Few stories are truly original, and “A Star is Born” is no exception. First released in 1937 helmed by Janet Gaynor and Fredric March, retold again in 1954 with Judy Garland and James Mason, and reinvented in 1976 with Kris Kristofferson and Barbara Streisand, the plot is a familiar one – burned out artist past his peak meets fresh and hungry young artist waiting for her chance in the spotlight. Love grows, careers are resurrected, and a star is born. Yet, it is said that whenever a star is born, another must die.
So why reinvent the film a fourth time? Because the story never gets old.
Having watched clips of each of the previous films, I was surprised by my own (and others’) initial reaction to the trailer of the fourth reiteration. Not only was I shocked to hear the voice and raw grit coming out of Hollywood staple Bradley Cooper, but I didn’t even recognize the most stripped down and human representation I’ve ever seen of superstar Lady Gaga…until that moment she opened her mouth.
In a moment, I was on iTunes checking to see if the music is already up for pre-order, and quietly wishing for an acoustic album from the two.
Between the evident on-screen chemistry, gritty singer/songwriter vibe, and epic vocals showcased in a brief clip, it is the evidence of a return to artistry in storytelling that has me excited for this film, set for a release date of October 5. Both actor and musical superstar take on a stripped down appearance and characters that lay all of their previous accolades aside.
In an interview between Cooper as leading man and director, and Lady Gaga as his leading lady and the aspiring star in the story, you could see a commitment to truly tell an authentic love story, nuanced by the real life trials of a life in the spotlight and the challenge of going from nowhere to the top of the charts without losing a soul in the process.
It’s this background that makes Lady Gaga’s approach what I would call extremely transparent and truthful. The list of musicians who have attempted to cross over into acting successfully is short. So many have become stars because of a strategic combination of voice and entertainment quality – a positive when on stage in front of screaming crowds. But behind the camera, it’s the subtle, authentic stewarding of the moment that creates a star.
After this film, I am predicting Lady Gaga will be added near to the top of that successful list. She is truly a revelation. Normally layered beneath heavy costumes and makeup, Gaga is sometimes remembered more for her entertainment value than her voice. This is not the case in “A Star is Born,” where the voice and the raw passion behind it is what steals the moment.
I have a feeling that this film will be an unexpected moment for the superstar, one in which another level of stardom for Gaga will be born – stripped down, raw, passionate, and authentic.

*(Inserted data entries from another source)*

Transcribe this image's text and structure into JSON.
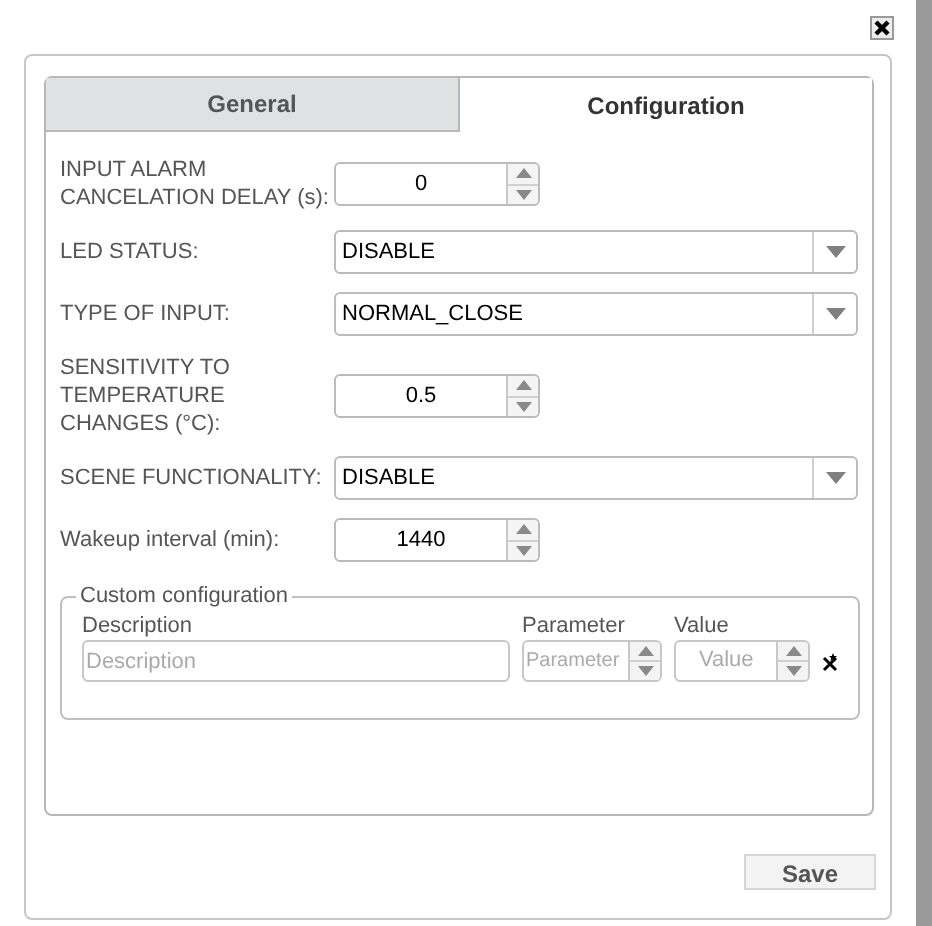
{
  "tabs": [
    {
      "label": "General",
      "selected": false
    },
    {
      "label": "Configuration",
      "selected": true
    }
  ],
  "fields": [
    {
      "kind": "spinner",
      "label": "INPUT ALARM CANCELATION DELAY (s):",
      "value": "0"
    },
    {
      "kind": "select",
      "label": "LED STATUS:",
      "value": "DISABLE"
    },
    {
      "kind": "select",
      "label": "TYPE OF INPUT:",
      "value": "NORMAL_CLOSE"
    },
    {
      "kind": "spinner",
      "label": "SENSITIVITY TO TEMPERATURE CHANGES (°C):",
      "value": "0.5"
    },
    {
      "kind": "select",
      "label": "SCENE FUNCTIONALITY:",
      "value": "DISABLE"
    },
    {
      "kind": "spinner",
      "label": "Wakeup interval (min):",
      "value": "1440"
    }
  ],
  "custom_configuration": {
    "legend": "Custom configuration",
    "description_label": "Description",
    "description_placeholder": "Description",
    "parameter_label": "Parameter",
    "parameter_placeholder": "Parameter",
    "value_label": "Value",
    "value_placeholder": "Value"
  },
  "save_button": "Save"
}
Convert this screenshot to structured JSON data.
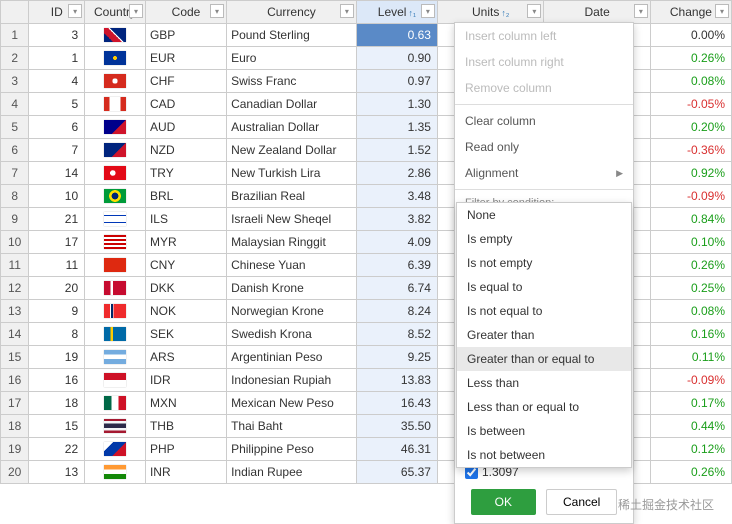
{
  "columns": [
    "ID",
    "Country",
    "Code",
    "Currency",
    "Level",
    "Units",
    "Date",
    "Change"
  ],
  "sort": {
    "level": "↑₁",
    "units": "↑₂"
  },
  "rows": [
    {
      "n": 1,
      "id": 3,
      "flag": "gb",
      "code": "GBP",
      "cur": "Pound Sterling",
      "lvl": "0.63",
      "chg": "0.00%",
      "dir": 0
    },
    {
      "n": 2,
      "id": 1,
      "flag": "eu",
      "code": "EUR",
      "cur": "Euro",
      "lvl": "0.90",
      "chg": "0.26%",
      "dir": 1
    },
    {
      "n": 3,
      "id": 4,
      "flag": "ch",
      "code": "CHF",
      "cur": "Swiss Franc",
      "lvl": "0.97",
      "chg": "0.08%",
      "dir": 1
    },
    {
      "n": 4,
      "id": 5,
      "flag": "ca",
      "code": "CAD",
      "cur": "Canadian Dollar",
      "lvl": "1.30",
      "chg": "-0.05%",
      "dir": -1
    },
    {
      "n": 5,
      "id": 6,
      "flag": "au",
      "code": "AUD",
      "cur": "Australian Dollar",
      "lvl": "1.35",
      "chg": "0.20%",
      "dir": 1
    },
    {
      "n": 6,
      "id": 7,
      "flag": "nz",
      "code": "NZD",
      "cur": "New Zealand Dollar",
      "lvl": "1.52",
      "chg": "-0.36%",
      "dir": -1
    },
    {
      "n": 7,
      "id": 14,
      "flag": "tr",
      "code": "TRY",
      "cur": "New Turkish Lira",
      "lvl": "2.86",
      "chg": "0.92%",
      "dir": 1
    },
    {
      "n": 8,
      "id": 10,
      "flag": "br",
      "code": "BRL",
      "cur": "Brazilian Real",
      "lvl": "3.48",
      "chg": "-0.09%",
      "dir": -1
    },
    {
      "n": 9,
      "id": 21,
      "flag": "il",
      "code": "ILS",
      "cur": "Israeli New Sheqel",
      "lvl": "3.82",
      "chg": "0.84%",
      "dir": 1
    },
    {
      "n": 10,
      "id": 17,
      "flag": "my",
      "code": "MYR",
      "cur": "Malaysian Ringgit",
      "lvl": "4.09",
      "chg": "0.10%",
      "dir": 1
    },
    {
      "n": 11,
      "id": 11,
      "flag": "cn",
      "code": "CNY",
      "cur": "Chinese Yuan",
      "lvl": "6.39",
      "chg": "0.26%",
      "dir": 1
    },
    {
      "n": 12,
      "id": 20,
      "flag": "dk",
      "code": "DKK",
      "cur": "Danish Krone",
      "lvl": "6.74",
      "chg": "0.25%",
      "dir": 1
    },
    {
      "n": 13,
      "id": 9,
      "flag": "no",
      "code": "NOK",
      "cur": "Norwegian Krone",
      "lvl": "8.24",
      "chg": "0.08%",
      "dir": 1
    },
    {
      "n": 14,
      "id": 8,
      "flag": "se",
      "code": "SEK",
      "cur": "Swedish Krona",
      "lvl": "8.52",
      "chg": "0.16%",
      "dir": 1
    },
    {
      "n": 15,
      "id": 19,
      "flag": "ar",
      "code": "ARS",
      "cur": "Argentinian Peso",
      "lvl": "9.25",
      "chg": "0.11%",
      "dir": 1
    },
    {
      "n": 16,
      "id": 16,
      "flag": "id",
      "code": "IDR",
      "cur": "Indonesian Rupiah",
      "lvl": "13.83",
      "chg": "-0.09%",
      "dir": -1
    },
    {
      "n": 17,
      "id": 18,
      "flag": "mx",
      "code": "MXN",
      "cur": "Mexican New Peso",
      "lvl": "16.43",
      "chg": "0.17%",
      "dir": 1
    },
    {
      "n": 18,
      "id": 15,
      "flag": "th",
      "code": "THB",
      "cur": "Thai Baht",
      "lvl": "35.50",
      "chg": "0.44%",
      "dir": 1
    },
    {
      "n": 19,
      "id": 22,
      "flag": "ph",
      "code": "PHP",
      "cur": "Philippine Peso",
      "lvl": "46.31",
      "chg": "0.12%",
      "dir": 1
    },
    {
      "n": 20,
      "id": 13,
      "flag": "in",
      "code": "INR",
      "cur": "Indian Rupee",
      "lvl": "65.37",
      "chg": "0.26%",
      "dir": 1
    }
  ],
  "flags": {
    "gb": "linear-gradient(45deg,#00247d 25%,#cf142b 25%,#cf142b 50%,#fff 50%,#fff 55%,#00247d 55%)",
    "eu": "radial-gradient(circle,#ffcc00 15%,#003399 16%)",
    "ch": "radial-gradient(circle,#fff 20%,#d52b1e 21%)",
    "ca": "linear-gradient(90deg,#d52b1e 25%,#fff 25%,#fff 75%,#d52b1e 75%)",
    "au": "linear-gradient(135deg,#00008b 60%,#cf142b 60%)",
    "nz": "linear-gradient(135deg,#00247d 60%,#cf142b 60%)",
    "tr": "radial-gradient(circle at 40% 50%,#fff 18%,#e30a17 19%)",
    "br": "radial-gradient(circle,#002776 25%,#ffdf00 26%,#ffdf00 45%,#009b3a 46%)",
    "il": "linear-gradient(#fff 20%,#0038b8 20%,#0038b8 30%,#fff 30%,#fff 70%,#0038b8 70%,#0038b8 80%,#fff 80%)",
    "my": "repeating-linear-gradient(#cc0001 0 2px,#fff 2px 4px)",
    "cn": "linear-gradient(#de2910,#de2910)",
    "dk": "linear-gradient(90deg,#c60c30 30%,#fff 30%,#fff 40%,#c60c30 40%)",
    "no": "linear-gradient(90deg,#ef2b2d 28%,#fff 28%,#fff 32%,#002868 32%,#002868 40%,#fff 40%,#fff 44%,#ef2b2d 44%)",
    "se": "linear-gradient(90deg,#006aa7 30%,#fecc00 30%,#fecc00 42%,#006aa7 42%)",
    "ar": "linear-gradient(#74acdf 33%,#fff 33%,#fff 66%,#74acdf 66%)",
    "id": "linear-gradient(#ce1126 50%,#fff 50%)",
    "mx": "linear-gradient(90deg,#006847 33%,#fff 33%,#fff 66%,#ce1126 66%)",
    "th": "linear-gradient(#a51931 16%,#f4f5f8 16%,#f4f5f8 33%,#2d2a4a 33%,#2d2a4a 66%,#f4f5f8 66%,#f4f5f8 83%,#a51931 83%)",
    "ph": "linear-gradient(135deg,#fff 25%,#0038a8 25%,#0038a8 62%,#ce1126 62%)",
    "in": "linear-gradient(#ff9933 33%,#fff 33%,#fff 66%,#138808 66%)"
  },
  "menu": {
    "insert_left": "Insert column left",
    "insert_right": "Insert column right",
    "remove": "Remove column",
    "clear": "Clear column",
    "readonly": "Read only",
    "alignment": "Alignment",
    "filter_label": "Filter by condition:"
  },
  "conditions": [
    "None",
    "Is empty",
    "Is not empty",
    "Is equal to",
    "Is not equal to",
    "Greater than",
    "Greater than or equal to",
    "Less than",
    "Less than or equal to",
    "Is between",
    "Is not between"
  ],
  "condition_value": "1.3097",
  "buttons": {
    "ok": "OK",
    "cancel": "Cancel"
  },
  "watermark": "稀土掘金技术社区"
}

The casting of Cooper as the one to direct and lead his lady into this new experience seems to be a direct hit. Having seen him in a number of roles from slapstick to dramatic, this feels like a more authentic performance from Cooper, relying on nuance and soul rather than charm and humor to tell the story.
October 5 will determine if my estimations are true, but this movie and music fan is thrilled either way to see these two stars strip down to a level of artistry in storytelling that could bring this story to life for a whole new generation.